• Current Edition

Majalla Live

Mexico’s Strongest Quake in 85 Years Kills Dozens in the Poor South

Members of the armed forces walk amid debris of the Town Hall building, which partially collapsed following an 8.2 magnitude earthquake that hit Mexico’s Pacific coast, in Juchitan de Zaragoza, state of Oaxaca on September 8, 2017.
Mexico’s most powerful earthquake in a century killed at least 35 people, officials said, after it struck the Pacific coast, wrecking homes and sending families fleeing into the streets. / AFP PHOTO / RONALDO SCHEMIDT (Photo credit should read RONALDO SCHEMIDT/AFP/Getty Images)

REUTERS: At least 60 people died when the most powerful earthquake to hit Mexico in over eight decades tore through buildings and forced mass evacuations in the poor southern states of Oaxaca and Chiapas, triggering alerts as far away as Southeast Asia.

The 8.1 magnitude quake off the southern coast late Thursday was stronger than a devastating 1985 temblor that flattened swathes of Mexico City and killed thousands.

This time damage to the city was limited as the quake was deeper and farther away, but it still sent thousands of people scurrying from their homes onto the streets when the violent rumbling began that also shook Guatemala and El Salvador.

“It almost knocked me over,” said Gildardo Arenas Rios, a 64-year-old security guard in Mexico City’s Juarez neighborhood, who was making his rounds when buildings started to tremble.

The Oaxacan town of Juchitan on Mexico’s narrowest point bore the brunt of the disaster, with sections of the town hall, a hotel, a church, a bar and other buildings reduced to rubble.

“The situation is Juchitan is critical; this is the most terrible moment in its history,” the local mayor, Gloria Sanchez, said a few hours before President Enrique Pena Nieto flew to the battered town to oversee rescue efforts.

Facades of shattered buildings, fallen tiles and broken glass from shop fronts and banks littered the pavements of Juchitan while heavily armed soldiers patrolled and stood guard at areas cordoned off due to the extent of the damage.

Startled residents stepped through the rubble of about 100 wrecked buildings, including houses, a flattened Volkswagen dealership and Juchitan’s shattered town hall.
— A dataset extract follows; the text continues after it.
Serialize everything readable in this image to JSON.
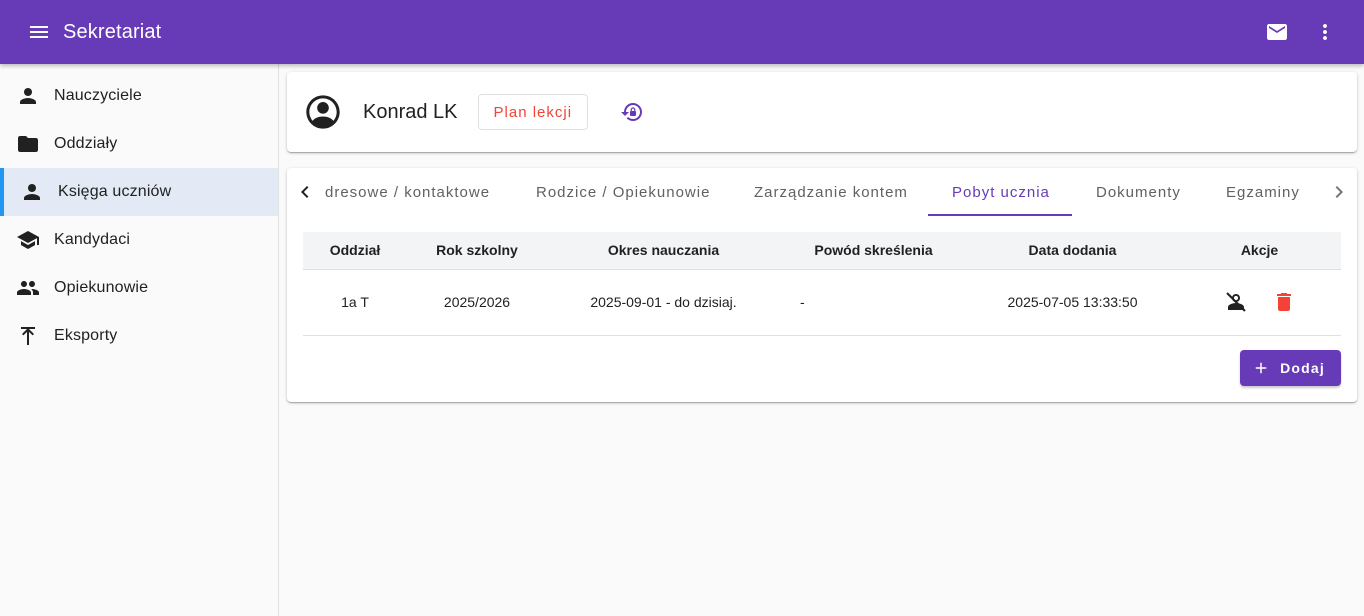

Scores paced the terrain or sat outside warily, mindful of the frequent aftershocks.

“Look at what it did to my house,” said Maria Magdalena Lopez, in tears outside its battered walls. “It was horrifying, it fell down.”

Alma Rosa, sitting in vigil with a relative by the body of a loved one draped in a red shroud, said: “We went to buy a coffin, but there aren’t any because there are so many bodies.”

All the deaths were in three neighboring states clustered near the epicenter that lay about 70 km (40 miles) off the coast.

In Oaxaca, 45 people died, many of them in Juchitan, while in Chiapas 12 and in Tabasco three people lost their lives, according to federal and state officials.

In Chiapas, home to many of Mexico’s indigenous ethnic groups, thousands of people in coastal areas were evacuated as a precaution when the quake sparked tsunami warnings.

Waves rose as high as 2.3 feet (0.7 meter) in Mexico, the Pacific Tsunami Warning Center said, though that threat passed.

State oil company Pemex said it was checking its installations for damage and closed the Salina Cruz refinery in the same region as the epicenter as a precautionary measure. It began restarting the 330,000 barrel-per-day refinery on Friday afternoon.

Previous ArticleNext Article

Leave a Reply

Your email address will not be published. Required fields are marked *